One of the many challenges of being under a shelter-in-place order during such a major crisis is that it’s hard to know how to help. For those of us used to springing into action when a problem arises, the fact that one of the best things we can do right now is absolutely nothing (i.e. stay at home on the couch) presents a unique dilemma. Fortunately, companies can play a key role in helping their employees through this struggle while simultaneously sending key resources to organizations on the front lines of the pandemic: organize a remote volunteer day!
Social impact activities have long been a pillar of employee engagement programs for good reason: data overwhelmingly indicates that company-sponsored volunteering is important to employees. According to Deloitte’s Volunteer Impact Research, 89% of U.S. workers believe companies that offer volunteer opportunities have a better overall working environment than those who do not. Moreover, 77% consider company-sponsored volunteer activities ‘essential to employee well-being’. Seven out of 10 even think that volunteering is more likely to boost employee morale than company-sponsored happy hours! Volunteering is clearly a key engagement driver, so as we shift so many of our processes to remote frameworks, shouldn’t community service follow the same trend?
The answer is yes, especially when our country’s nonprofit sector is getting hit from all sides. The need for assistance is skyrocketing as the pandemic batters the economy, while the uncertainty ahead is prompting many to be less generous with their donations. Some charities are already operating with decreased staff capacity as people fall ill or need to stay home to care for children and other family members. Volunteerism is down as well amounting to an all-out crisis for many nonprofits. Some organizations are reporting as much as an 85% drop in volunteer turnout, amidst rapidly rising need.
Fortunately, there are ways to help without endangering your employees’ health or violating current restrictions. While social distancing obviously prohibits us from participating in many of the standard community service projects (e.g. serving food at a pantry or shelter, offering activities for seniors, assisting with after school programs), our brave and innovative colleagues in the nonprofit sector have pivoted to offer remote volunteering just as the rest of us have settled into remote working. Needs may vary by area, but some common opportunities include:
- Placing phone calls to isolated seniors to conduct wellness checks and provide social connection
- Tutoring children and youth who may be struggling with the transition to remote schooling to help them keep up with their coursework
- Making items such as masks and hand sanitizer for organizations running low on protective supplies
- Offering pro bono skills such as language translation, legal assistance, web design, social media marketing, etc. to help small businesses and/or nonprofits stay afloat
- Supporting folks facing pandemic-related mental health challenges via text message

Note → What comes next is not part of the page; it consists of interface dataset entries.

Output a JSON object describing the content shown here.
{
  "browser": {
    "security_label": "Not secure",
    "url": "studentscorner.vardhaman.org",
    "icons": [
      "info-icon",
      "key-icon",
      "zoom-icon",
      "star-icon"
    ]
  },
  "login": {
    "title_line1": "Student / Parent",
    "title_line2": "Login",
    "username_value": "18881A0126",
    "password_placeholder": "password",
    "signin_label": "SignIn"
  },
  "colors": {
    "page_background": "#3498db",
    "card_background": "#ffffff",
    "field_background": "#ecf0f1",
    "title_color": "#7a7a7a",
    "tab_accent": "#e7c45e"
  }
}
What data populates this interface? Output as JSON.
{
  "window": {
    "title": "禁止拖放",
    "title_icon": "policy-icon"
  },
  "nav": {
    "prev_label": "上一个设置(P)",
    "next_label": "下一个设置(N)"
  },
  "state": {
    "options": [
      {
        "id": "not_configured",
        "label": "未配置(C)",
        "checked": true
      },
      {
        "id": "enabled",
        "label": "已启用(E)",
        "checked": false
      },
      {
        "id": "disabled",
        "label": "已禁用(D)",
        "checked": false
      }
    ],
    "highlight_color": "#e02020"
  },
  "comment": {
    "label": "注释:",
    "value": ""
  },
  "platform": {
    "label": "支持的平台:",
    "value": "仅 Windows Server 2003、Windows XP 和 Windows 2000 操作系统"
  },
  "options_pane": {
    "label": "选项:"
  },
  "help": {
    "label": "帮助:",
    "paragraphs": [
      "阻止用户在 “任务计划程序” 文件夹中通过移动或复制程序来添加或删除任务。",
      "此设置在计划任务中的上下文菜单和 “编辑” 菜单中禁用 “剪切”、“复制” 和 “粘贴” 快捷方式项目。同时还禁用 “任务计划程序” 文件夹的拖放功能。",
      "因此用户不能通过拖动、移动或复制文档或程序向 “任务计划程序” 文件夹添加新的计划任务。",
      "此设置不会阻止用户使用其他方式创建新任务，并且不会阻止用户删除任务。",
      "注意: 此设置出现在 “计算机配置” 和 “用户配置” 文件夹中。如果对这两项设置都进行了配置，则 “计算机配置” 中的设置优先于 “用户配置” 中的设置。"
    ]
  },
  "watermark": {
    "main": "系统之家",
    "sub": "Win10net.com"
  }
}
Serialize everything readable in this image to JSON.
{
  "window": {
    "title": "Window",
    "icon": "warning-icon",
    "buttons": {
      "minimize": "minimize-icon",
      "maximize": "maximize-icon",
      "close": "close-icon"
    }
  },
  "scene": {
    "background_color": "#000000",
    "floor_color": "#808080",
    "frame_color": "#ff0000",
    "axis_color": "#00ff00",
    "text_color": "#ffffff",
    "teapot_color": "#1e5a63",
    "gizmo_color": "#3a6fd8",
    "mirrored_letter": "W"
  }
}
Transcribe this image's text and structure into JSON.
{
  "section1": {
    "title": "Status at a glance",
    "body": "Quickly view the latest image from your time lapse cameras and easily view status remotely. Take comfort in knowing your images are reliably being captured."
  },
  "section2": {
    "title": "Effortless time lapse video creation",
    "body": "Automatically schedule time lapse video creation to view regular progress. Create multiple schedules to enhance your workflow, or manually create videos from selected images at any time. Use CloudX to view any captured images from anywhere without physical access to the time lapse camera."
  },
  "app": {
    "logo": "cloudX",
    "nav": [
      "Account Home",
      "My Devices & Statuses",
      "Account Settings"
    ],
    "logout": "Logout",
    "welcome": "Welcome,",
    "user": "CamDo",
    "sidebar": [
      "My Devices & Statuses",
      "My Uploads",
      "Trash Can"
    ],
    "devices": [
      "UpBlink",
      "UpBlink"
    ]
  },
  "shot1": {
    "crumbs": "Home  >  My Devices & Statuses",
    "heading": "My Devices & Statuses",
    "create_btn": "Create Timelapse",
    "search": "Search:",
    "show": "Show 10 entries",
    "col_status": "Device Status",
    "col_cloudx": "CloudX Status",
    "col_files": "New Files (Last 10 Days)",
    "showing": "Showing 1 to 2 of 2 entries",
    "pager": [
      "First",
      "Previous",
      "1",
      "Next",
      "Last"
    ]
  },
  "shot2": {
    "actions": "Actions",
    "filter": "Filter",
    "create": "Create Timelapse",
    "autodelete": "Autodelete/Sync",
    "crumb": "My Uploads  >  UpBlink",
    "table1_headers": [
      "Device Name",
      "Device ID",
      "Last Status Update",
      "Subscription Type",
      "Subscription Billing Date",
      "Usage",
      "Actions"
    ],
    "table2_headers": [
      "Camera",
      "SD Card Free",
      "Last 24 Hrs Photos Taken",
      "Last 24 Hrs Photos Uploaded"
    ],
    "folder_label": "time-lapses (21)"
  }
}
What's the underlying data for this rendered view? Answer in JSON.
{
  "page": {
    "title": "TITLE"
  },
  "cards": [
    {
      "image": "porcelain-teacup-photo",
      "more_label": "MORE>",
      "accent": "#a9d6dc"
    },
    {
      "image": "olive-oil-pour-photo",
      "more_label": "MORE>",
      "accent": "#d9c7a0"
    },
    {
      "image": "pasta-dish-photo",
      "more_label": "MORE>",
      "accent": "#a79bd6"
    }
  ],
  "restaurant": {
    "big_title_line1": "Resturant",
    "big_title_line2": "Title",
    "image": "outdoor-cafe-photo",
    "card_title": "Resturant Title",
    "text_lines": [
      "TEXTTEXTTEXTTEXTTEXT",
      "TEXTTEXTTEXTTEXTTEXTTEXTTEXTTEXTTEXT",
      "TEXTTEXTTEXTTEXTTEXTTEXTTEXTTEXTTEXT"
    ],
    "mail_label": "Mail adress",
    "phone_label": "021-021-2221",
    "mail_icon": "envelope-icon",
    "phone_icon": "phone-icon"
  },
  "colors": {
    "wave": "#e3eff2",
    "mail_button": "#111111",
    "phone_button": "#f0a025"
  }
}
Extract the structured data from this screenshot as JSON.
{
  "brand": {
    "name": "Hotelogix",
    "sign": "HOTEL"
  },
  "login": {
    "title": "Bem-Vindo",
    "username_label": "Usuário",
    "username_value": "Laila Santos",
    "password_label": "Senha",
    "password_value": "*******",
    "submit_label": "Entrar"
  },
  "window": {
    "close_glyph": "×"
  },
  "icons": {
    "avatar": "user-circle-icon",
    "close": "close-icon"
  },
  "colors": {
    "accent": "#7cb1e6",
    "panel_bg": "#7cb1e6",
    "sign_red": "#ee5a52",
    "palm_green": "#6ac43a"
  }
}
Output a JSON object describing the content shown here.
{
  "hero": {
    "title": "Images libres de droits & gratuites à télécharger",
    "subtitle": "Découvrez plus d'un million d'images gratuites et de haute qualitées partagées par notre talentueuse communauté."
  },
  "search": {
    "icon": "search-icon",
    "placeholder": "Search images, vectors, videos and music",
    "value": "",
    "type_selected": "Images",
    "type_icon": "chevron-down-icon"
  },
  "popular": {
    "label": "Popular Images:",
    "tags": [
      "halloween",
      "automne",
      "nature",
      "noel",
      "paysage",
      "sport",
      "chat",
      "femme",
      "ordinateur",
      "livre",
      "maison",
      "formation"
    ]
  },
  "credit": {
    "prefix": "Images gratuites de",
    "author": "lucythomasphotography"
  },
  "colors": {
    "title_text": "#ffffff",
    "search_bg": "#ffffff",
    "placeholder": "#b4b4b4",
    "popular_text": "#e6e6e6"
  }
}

All of these activities offer the opportunity to boost engagement during (and after) this difficult time, and can improve employees’ well-being by providing productive outlets for their stress. If you don’t have an organization in mind you would like to work with, look for volunteer clearinghouses in your area, such as New York Cares or HandsOn Bay Area. They typically list volunteer roles directly on their websites for easy searching, or you can reach out to their staff for guidance.
If you’d rather focus on fundraising, organizations are certainly in need of donations too, and you can rally your entire team around the same cause. You can start a GoFundMe for your employees to contribute to so that everyone can see the goal and your progress towards it, however it’s best not to post donor names and amounts publicly so as not to make anyone feel pressured to give during these financially tenuous times. Another low-pressure way to help employees give back is by committing to match employee donations to organizations responding to the crisis. This enables employees to choose where they give, and lets them know you support both them and the broader community.
While the switch to remote work has been hard on many of us, some of the old methods of engaging employees still work, including leveraging affinity groups and organizing social impact activities. If you’re looking for an easy way to share information with employees and organize events, activities, and groups, send us a note at email@example.com. We’d be happy to chat about how we can make it easy to keep your employees engaged and informed no matter where they are.